While it might not seem as necessary to put a collar on an indoor cat as an outdoor cat, accidents can still happen, Dr. McCorkel said. Even indoor-only cats can venture out of the house unexpectedly. However, because indoor-only cats don’t have the street savviness of outdoor felines, they might be in a bit of panic when they first get out, she explained. Luckily, a collar helps people realize that your stressed-out kitty doesn’t belong outside, prompting them to return your lost cat home safely and quickly. “I think of a collar on an indoor cat like an insurance plan,” Dr. McCorkel said. “I hope I don’t need it, but when I do, I’ll be glad it’s there.”
The last time I tried to put a collar on Buddy was six years ago, and he was miserable with it on. At the time I tried the gradual approach, leaving it on him for short spurts and giving him extra treats and praise when he had it on.
Eventually I left it on Bud for the better part of a day. He whined and cried and never forgot it was around his neck.
Finally he managed to contort himself so he could get a hind paw underneath the collar and pull on it with his front paws. He trilled with anticipation, sliding it up his neck toward his ears — then lost his grip, and the collar snapped back like a rubber band.
I will never forget his shriek of unmistakable frustration in that moment.
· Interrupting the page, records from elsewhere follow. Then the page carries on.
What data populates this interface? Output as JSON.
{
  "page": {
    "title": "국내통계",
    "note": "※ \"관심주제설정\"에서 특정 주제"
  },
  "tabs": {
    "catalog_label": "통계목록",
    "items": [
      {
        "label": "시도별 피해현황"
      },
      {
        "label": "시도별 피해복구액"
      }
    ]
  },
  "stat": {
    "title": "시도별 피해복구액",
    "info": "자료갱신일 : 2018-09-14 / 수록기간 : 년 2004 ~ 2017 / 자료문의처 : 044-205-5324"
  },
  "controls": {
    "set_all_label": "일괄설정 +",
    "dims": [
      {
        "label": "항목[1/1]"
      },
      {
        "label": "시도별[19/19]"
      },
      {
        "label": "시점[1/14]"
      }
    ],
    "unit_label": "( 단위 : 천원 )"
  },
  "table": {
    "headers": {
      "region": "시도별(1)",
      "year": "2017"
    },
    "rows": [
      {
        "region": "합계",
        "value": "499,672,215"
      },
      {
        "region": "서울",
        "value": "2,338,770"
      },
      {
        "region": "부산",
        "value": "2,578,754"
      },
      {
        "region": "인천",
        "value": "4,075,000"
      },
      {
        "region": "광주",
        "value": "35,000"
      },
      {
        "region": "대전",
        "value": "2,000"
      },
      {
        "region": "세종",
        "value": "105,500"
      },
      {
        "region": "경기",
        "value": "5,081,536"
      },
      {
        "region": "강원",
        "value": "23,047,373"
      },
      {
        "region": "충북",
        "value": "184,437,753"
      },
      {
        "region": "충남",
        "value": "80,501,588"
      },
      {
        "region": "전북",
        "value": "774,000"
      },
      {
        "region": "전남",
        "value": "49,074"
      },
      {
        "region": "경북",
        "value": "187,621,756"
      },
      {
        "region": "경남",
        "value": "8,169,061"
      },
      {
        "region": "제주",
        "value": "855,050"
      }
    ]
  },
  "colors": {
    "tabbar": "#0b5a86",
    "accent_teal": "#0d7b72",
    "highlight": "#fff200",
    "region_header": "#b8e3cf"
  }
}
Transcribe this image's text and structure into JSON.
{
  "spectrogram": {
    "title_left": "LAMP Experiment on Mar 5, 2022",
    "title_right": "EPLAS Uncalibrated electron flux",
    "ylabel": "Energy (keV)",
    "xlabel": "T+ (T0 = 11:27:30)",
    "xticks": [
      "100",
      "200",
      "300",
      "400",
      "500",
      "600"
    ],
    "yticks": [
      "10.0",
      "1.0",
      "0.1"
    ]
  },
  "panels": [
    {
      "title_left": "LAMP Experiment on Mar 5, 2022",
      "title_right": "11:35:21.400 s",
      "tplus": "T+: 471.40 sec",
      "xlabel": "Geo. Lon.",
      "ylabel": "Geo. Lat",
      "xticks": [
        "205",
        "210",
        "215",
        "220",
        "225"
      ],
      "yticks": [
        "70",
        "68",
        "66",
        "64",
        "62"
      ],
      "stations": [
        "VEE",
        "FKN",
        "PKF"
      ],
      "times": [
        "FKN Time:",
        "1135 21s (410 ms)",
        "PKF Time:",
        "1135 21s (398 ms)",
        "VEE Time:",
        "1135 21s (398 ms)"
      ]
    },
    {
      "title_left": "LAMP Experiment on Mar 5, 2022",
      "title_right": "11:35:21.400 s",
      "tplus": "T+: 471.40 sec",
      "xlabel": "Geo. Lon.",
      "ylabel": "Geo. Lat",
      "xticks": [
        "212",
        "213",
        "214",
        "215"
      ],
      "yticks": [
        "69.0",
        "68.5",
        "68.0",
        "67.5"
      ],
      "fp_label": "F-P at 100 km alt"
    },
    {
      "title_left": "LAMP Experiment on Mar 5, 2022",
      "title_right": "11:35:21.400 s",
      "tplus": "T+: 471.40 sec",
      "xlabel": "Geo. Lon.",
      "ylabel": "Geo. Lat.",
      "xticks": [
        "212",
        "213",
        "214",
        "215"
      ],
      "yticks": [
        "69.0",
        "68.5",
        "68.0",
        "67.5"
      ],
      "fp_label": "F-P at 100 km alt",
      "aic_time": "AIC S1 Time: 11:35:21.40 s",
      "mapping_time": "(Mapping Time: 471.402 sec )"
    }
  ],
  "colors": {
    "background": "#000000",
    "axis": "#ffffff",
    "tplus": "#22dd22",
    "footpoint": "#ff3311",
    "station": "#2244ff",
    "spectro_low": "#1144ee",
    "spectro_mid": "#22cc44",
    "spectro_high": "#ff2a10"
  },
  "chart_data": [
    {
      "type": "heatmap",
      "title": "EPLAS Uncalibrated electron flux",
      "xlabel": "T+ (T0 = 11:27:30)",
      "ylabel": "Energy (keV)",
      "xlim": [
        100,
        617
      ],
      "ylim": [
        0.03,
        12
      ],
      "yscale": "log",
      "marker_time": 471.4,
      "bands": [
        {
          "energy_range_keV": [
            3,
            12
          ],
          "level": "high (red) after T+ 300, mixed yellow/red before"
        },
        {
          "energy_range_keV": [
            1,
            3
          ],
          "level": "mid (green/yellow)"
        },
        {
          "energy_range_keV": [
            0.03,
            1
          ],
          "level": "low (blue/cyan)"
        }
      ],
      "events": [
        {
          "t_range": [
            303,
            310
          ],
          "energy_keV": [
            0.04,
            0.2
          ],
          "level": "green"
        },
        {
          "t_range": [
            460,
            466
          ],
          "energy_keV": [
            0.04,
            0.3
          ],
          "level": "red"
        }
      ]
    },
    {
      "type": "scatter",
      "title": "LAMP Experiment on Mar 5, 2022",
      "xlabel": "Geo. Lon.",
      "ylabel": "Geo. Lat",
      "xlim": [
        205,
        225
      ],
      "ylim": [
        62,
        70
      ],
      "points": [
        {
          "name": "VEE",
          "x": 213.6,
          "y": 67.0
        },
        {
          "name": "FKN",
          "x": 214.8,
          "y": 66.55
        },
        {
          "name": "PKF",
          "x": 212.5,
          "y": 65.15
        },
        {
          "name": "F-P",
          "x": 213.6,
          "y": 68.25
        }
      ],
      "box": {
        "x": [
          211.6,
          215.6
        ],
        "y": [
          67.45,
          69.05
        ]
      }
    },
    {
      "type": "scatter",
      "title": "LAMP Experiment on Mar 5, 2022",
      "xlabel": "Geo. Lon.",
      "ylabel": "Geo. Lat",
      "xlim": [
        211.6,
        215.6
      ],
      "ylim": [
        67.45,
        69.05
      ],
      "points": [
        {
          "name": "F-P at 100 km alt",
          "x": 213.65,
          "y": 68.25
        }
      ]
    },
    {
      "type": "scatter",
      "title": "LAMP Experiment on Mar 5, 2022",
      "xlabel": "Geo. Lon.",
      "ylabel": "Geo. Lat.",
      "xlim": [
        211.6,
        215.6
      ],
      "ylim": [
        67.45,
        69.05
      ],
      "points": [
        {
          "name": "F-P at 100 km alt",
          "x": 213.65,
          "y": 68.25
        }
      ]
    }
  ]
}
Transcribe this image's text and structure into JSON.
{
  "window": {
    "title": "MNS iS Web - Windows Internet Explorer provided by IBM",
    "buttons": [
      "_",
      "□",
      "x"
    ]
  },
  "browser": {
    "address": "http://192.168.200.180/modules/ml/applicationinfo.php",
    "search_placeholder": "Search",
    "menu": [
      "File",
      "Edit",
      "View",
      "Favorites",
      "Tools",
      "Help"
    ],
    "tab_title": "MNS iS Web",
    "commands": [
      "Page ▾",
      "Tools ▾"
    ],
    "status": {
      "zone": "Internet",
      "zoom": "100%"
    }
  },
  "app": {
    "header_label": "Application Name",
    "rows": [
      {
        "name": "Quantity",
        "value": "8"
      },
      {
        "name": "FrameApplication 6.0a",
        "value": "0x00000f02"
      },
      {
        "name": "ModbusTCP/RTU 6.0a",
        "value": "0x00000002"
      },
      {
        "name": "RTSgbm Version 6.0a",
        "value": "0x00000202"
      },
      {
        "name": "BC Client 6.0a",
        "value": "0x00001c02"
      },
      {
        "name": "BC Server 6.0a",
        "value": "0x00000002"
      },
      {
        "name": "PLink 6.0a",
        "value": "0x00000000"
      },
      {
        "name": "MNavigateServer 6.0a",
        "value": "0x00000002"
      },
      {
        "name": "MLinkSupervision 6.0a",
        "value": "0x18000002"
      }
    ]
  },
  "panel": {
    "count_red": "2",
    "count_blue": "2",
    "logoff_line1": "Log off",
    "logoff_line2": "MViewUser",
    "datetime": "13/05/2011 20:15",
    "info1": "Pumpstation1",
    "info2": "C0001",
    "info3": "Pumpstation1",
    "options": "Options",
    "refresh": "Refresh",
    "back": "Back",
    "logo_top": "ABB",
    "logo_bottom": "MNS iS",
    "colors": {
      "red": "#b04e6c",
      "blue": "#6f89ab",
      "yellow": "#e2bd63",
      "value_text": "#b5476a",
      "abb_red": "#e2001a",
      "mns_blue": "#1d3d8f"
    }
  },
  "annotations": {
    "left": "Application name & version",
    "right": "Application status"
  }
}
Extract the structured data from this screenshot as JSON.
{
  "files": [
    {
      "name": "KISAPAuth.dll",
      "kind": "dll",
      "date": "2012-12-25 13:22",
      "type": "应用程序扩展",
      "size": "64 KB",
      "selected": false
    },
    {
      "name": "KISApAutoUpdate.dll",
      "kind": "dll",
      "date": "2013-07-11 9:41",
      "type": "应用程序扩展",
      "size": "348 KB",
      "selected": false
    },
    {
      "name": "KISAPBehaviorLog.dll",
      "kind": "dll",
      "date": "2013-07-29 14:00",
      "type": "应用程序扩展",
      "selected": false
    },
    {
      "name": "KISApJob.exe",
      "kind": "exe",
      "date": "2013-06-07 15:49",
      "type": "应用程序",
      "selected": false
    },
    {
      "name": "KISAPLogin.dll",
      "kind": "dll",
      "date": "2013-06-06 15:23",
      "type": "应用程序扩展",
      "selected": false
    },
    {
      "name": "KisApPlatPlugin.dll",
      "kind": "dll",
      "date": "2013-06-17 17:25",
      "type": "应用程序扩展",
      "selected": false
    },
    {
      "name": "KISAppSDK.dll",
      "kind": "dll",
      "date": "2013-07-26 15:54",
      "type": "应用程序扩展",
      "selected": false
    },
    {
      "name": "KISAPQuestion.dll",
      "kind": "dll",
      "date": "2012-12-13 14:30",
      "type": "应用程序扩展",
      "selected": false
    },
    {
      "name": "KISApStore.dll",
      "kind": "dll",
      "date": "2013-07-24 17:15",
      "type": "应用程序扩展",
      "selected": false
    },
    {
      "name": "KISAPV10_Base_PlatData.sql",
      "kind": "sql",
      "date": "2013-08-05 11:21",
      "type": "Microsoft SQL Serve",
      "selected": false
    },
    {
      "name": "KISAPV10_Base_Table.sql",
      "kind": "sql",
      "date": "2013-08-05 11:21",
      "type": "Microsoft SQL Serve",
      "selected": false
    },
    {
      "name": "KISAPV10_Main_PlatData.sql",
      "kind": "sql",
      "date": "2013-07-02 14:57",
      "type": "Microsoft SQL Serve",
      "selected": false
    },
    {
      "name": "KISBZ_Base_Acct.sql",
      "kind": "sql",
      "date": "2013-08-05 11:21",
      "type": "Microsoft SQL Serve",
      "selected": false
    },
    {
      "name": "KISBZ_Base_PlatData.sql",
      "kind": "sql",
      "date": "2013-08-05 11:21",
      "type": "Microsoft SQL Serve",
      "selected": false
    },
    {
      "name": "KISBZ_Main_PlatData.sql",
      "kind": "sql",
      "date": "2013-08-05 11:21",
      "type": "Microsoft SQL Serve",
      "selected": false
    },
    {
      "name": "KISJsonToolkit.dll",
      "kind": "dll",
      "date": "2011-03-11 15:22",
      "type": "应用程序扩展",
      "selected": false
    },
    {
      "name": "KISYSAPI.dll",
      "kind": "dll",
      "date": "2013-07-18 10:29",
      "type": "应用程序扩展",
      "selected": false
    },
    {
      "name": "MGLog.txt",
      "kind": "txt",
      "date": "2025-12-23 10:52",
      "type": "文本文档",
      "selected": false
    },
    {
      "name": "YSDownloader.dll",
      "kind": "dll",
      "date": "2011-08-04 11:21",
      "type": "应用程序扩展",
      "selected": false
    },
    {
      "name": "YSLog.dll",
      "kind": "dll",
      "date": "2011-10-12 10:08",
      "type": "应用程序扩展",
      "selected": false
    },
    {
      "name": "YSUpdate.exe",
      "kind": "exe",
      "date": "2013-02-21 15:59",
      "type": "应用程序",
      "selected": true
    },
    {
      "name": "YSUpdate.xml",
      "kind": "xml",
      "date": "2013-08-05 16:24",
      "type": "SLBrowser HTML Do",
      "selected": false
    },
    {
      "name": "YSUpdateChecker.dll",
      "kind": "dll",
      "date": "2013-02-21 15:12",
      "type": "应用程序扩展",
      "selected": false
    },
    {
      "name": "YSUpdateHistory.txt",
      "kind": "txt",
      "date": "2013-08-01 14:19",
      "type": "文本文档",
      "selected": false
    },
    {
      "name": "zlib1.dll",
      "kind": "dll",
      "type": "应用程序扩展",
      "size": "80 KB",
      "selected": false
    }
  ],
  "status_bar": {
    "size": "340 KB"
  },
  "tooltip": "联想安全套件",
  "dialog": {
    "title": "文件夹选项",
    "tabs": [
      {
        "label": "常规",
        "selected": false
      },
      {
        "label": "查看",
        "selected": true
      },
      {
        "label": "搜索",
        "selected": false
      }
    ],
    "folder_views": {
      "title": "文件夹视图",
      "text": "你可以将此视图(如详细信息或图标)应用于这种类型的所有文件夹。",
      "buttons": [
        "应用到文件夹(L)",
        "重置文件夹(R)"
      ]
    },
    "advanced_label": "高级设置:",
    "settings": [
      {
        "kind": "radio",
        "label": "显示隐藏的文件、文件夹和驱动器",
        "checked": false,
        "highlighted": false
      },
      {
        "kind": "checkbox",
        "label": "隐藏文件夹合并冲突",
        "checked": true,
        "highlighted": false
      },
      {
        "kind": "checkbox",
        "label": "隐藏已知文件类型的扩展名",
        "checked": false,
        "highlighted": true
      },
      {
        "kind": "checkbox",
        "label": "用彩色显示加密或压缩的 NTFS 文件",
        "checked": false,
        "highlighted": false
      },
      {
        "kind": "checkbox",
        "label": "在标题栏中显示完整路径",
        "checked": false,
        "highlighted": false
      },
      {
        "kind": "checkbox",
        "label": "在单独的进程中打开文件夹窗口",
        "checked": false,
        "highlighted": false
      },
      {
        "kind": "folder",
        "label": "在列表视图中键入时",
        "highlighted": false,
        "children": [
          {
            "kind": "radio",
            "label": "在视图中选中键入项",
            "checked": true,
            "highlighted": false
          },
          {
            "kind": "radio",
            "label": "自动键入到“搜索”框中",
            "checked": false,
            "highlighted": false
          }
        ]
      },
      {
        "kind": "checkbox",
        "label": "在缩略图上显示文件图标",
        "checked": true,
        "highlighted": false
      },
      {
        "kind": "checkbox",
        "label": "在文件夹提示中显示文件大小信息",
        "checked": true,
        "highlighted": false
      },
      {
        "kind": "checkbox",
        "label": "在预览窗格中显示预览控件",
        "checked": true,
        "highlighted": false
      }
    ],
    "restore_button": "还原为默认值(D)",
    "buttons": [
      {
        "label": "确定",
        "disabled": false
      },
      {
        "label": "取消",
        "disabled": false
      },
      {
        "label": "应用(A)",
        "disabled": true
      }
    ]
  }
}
I knew he was miserable, and I took the collar off immediately.
Right now I’m not worried about him getting outside because I live in an apartment building, meaning Bud would have to get through three or four sets of doors, and primarily because he wants nothing to do with the outdoors. As an indoor cat, Buddy gets overwhelmed by the sights, sounds and smells outside, and that’s when he’s on his harness with me as his safety blanket. He enjoys sunbathing on the balcony, but he won’t even step out there unless it’s a perfect 75-degree day.
I’ve made the determination that it’s not worth making him suffer. That could change in the future when my living circumstances are different.
What about your cats? Do they tolerate collars? Do you think they’re necessary?
Feline humor, news and stories about the ongoing adventures of Buddy the Cat.